This is also on top of Dayflash’s superior photo quality, and the automatic full screen viewing of landscape (horizontal) oriented photos. 

Even if I manually rotate my photo 90 degrees and upload to IG, the wasted screen-space is alarming.

It’s not as simple as it was made to sound, but I did hear a presentation not talking about Dayflash in particular but any new social media outlet where the person said, “It doesn’t matter if the platform will be dead in a year.” Paraphrasing: If that’s where the people are for now that’s where you have to be. Now obviously Instagram is still where most of the people are, but if there’s a much better chance of a wider audience actually seeing my work somewhere else, that’s where I’m going. These days, (and it’s been almost a year) it’s Dayflash, and I’m very proud to be an ambassador.

Sorry Andriod users, at the time of this post, Dayflash is still only available on iOS. Although from what their website is saying, an Android version is on the horizon.

If you do use Dayflash, or have recently signed up. Head on over to @leighmacarthur.

Another New Beginning

I’d like to introduce Foresting.

The short version is that Foresting is a new social media platform. The longer version is that it is blockchain based. In my mind, and from my understanding of the platform and their ideas, it stands to be a promising premise for artists and photographers. One of the main selling points is the ability to make money on your own posts as opposed to making other people money on your posts. It is also my understanding that through this technology it will be much more difficult for intellectual property theft. Again, that is my understanding (I could be dead wrong.) If there’s one thing I’ve learned in my years as a photographer who posts online, if someone really wants to steal your photo, they will.

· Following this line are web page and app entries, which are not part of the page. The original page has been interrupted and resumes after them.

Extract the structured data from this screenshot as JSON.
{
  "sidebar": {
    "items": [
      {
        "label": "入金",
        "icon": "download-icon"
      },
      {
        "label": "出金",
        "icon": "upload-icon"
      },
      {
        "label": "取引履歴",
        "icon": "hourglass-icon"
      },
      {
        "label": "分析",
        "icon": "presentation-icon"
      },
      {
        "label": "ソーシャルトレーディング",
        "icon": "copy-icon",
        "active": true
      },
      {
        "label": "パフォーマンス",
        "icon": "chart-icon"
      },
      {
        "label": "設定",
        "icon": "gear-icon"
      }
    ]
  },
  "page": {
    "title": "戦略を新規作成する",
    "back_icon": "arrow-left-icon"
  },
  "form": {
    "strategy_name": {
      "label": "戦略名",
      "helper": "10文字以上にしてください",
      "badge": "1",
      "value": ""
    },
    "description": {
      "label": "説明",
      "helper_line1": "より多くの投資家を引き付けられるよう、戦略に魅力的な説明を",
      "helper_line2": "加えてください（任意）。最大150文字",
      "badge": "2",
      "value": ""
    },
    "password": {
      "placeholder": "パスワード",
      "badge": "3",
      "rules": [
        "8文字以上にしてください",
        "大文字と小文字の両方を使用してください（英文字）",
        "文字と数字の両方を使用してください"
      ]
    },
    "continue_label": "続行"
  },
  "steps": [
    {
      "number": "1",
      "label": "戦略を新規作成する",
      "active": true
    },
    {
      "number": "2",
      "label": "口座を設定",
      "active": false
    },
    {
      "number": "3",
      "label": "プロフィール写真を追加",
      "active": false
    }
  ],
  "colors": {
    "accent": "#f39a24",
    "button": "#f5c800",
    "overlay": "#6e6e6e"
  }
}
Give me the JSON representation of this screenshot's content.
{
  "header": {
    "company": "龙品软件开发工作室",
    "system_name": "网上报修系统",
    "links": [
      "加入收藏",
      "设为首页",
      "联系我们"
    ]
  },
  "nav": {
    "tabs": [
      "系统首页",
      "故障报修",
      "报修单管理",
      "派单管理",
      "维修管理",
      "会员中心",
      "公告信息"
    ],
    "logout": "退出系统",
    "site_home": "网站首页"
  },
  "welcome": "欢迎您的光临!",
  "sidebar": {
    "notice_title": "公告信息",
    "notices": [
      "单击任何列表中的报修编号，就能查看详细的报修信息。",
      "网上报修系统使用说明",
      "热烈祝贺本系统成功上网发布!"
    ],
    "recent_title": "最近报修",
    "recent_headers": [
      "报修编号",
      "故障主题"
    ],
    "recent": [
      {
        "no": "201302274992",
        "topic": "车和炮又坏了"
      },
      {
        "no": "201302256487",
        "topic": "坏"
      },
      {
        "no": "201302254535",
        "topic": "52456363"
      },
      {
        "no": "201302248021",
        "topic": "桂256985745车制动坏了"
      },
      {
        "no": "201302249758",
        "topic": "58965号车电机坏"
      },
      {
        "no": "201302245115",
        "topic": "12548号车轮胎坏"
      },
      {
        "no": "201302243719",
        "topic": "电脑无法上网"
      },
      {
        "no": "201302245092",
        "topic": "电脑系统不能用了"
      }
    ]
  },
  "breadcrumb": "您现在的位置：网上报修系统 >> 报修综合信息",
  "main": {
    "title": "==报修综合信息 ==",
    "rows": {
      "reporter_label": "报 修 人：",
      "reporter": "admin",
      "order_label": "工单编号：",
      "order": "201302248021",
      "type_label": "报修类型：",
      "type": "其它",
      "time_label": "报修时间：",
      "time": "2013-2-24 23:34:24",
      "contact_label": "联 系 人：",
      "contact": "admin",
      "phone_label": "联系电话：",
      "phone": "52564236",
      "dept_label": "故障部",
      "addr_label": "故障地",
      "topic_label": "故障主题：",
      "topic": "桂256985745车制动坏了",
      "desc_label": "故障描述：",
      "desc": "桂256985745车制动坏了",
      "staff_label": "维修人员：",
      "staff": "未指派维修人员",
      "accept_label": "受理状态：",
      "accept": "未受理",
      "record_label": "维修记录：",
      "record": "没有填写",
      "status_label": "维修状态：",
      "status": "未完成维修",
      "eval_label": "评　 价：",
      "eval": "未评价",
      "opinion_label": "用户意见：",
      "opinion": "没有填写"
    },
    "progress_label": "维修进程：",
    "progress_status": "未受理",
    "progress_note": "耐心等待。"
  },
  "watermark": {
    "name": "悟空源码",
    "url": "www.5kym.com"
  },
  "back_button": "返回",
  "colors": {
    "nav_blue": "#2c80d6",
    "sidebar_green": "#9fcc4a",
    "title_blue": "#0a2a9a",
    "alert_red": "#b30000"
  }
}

Not only is this a beginning for Foresting and their team. It’s a new beginning for me.

Why is my second blog post about a new social media network that is still in the beta testing phase and probably one that you may not have heard of? Last year, I signed on to be one of the original contributors.

I didn’t know a lot about blockchain technology or crypto currencies before, and it still has me scratching my head at times.

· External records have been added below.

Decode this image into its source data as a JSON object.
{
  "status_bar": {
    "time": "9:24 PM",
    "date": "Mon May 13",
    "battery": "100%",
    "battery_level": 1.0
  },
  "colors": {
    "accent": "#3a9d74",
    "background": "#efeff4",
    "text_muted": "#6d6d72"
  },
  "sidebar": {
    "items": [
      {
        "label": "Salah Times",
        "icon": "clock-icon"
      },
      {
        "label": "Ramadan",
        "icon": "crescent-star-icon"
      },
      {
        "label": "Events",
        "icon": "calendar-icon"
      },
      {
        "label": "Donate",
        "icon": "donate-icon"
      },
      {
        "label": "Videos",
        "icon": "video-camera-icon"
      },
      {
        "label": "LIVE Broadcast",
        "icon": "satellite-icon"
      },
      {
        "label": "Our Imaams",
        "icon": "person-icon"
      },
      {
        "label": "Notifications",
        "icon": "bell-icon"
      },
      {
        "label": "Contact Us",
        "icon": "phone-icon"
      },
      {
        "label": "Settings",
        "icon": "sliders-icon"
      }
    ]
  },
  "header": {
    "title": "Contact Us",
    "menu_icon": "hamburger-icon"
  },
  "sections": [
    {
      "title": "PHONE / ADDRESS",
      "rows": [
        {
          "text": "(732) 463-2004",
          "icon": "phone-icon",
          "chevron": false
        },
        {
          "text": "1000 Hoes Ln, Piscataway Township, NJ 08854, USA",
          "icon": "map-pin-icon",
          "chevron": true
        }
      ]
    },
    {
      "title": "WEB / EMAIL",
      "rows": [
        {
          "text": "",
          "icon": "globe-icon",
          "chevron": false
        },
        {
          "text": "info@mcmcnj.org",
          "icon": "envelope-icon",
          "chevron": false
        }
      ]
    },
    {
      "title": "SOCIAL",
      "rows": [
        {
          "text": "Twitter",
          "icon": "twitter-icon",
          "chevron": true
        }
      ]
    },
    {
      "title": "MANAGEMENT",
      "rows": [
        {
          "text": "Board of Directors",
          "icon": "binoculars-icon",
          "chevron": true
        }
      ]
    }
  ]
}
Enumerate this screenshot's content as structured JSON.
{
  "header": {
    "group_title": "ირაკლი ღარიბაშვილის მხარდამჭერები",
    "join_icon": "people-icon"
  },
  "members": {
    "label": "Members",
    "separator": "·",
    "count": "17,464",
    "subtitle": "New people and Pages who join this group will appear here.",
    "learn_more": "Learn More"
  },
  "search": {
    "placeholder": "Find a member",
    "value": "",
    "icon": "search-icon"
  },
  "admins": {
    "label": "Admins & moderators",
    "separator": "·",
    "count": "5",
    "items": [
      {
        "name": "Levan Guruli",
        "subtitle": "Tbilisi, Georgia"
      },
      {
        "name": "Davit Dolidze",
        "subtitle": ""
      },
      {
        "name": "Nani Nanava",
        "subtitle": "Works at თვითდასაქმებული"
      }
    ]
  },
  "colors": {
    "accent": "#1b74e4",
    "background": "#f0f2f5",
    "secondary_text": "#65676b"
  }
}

I have been an active participant in the beta testing, and even though I can’t and won’t give any details on what is going on behind the scenes, I can tell you the app itself has been a wonderful experience. It’s clean, fun, and easy to use. The team over at Foresting HQ have been overly supportive and quick to respond to everything. I really can’t wait to see what it’s going to look like at the end of the tunnel, it’s been an awesome ride so far and we haven’t even really started yet.

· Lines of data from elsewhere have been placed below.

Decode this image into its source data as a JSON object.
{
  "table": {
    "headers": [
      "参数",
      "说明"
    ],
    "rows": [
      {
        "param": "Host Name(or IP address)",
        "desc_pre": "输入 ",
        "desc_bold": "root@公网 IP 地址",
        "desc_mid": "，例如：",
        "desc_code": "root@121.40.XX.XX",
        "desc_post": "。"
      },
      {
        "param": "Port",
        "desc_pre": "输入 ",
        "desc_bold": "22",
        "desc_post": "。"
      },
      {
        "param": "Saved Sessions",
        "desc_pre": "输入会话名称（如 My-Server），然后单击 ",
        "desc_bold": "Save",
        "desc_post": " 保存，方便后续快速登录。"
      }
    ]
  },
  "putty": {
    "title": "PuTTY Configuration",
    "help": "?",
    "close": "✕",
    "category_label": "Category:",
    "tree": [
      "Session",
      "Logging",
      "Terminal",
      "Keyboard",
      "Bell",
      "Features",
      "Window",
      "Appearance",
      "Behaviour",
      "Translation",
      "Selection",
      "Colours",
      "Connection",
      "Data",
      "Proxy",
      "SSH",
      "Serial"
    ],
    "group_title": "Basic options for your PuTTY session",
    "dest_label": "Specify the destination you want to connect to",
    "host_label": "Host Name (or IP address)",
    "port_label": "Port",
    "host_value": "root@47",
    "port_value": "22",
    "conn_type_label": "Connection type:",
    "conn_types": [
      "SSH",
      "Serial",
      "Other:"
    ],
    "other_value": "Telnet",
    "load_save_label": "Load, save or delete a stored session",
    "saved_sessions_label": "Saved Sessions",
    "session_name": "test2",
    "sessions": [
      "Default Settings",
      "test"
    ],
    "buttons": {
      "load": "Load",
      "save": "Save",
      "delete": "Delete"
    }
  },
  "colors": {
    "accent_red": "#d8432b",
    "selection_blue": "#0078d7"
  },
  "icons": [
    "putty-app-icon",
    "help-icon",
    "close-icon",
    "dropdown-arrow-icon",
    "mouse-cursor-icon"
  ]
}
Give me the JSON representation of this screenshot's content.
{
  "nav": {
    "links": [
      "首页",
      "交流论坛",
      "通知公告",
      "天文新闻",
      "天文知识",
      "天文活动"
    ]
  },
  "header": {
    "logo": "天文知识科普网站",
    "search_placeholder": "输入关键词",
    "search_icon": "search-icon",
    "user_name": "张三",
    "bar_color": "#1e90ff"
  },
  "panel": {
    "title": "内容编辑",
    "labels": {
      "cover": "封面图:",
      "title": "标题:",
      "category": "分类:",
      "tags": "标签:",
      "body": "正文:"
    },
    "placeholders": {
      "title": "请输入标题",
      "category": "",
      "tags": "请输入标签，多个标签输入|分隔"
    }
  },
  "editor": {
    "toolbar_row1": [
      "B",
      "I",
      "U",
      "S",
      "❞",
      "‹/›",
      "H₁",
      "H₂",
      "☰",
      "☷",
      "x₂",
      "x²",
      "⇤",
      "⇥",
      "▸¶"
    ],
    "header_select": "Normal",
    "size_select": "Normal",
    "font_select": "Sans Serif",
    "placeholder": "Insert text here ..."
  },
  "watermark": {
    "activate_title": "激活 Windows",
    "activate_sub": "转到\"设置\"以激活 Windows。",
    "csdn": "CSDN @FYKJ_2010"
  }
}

Hopes and Expectations

With the blockchain tech and with people using crypto currency to “like” your content, my biggest hope and expectation is that it should drive up the quality of the posts and content that you see. I’m hoping that this will encourage people to stop posting their breakfasts and dinners and unflattering selfies. I think that there will be a lot of people who do migrate from other sites (you know who) that may start to wonder I got 3000+ likes over at I….m why am I not making any money here? The short answer is that although your friends and family may think that your selfie in the bathroom is funny or cute enough to pass on a like, as a way to show you that they saw it, it really isn’t worth a nickel or dime in the real world.

I’m also hoping that it will promote originality. Over at that “you know who” social media place, where a whole lot of people want to be an “influencer”, all go to the same place and shoot the same scene at the same angle. So much that one account has been made to show how much people copy others. I think it has started already, in that people are getting fatigued. If you scroll through your feed and the same-ish image keeps flying by, it gets lost and really are people going to give out a penny over and over to different people for the same thing? Maybe for hamburgers or hot dogs, but for art… If you buy a poster of the Mona Lisa, you want a poster of the original, not a poster of a copy that may even not use the same colours. To stand out, especially in today’s age, originality is going to swing back very soon on the pendulum.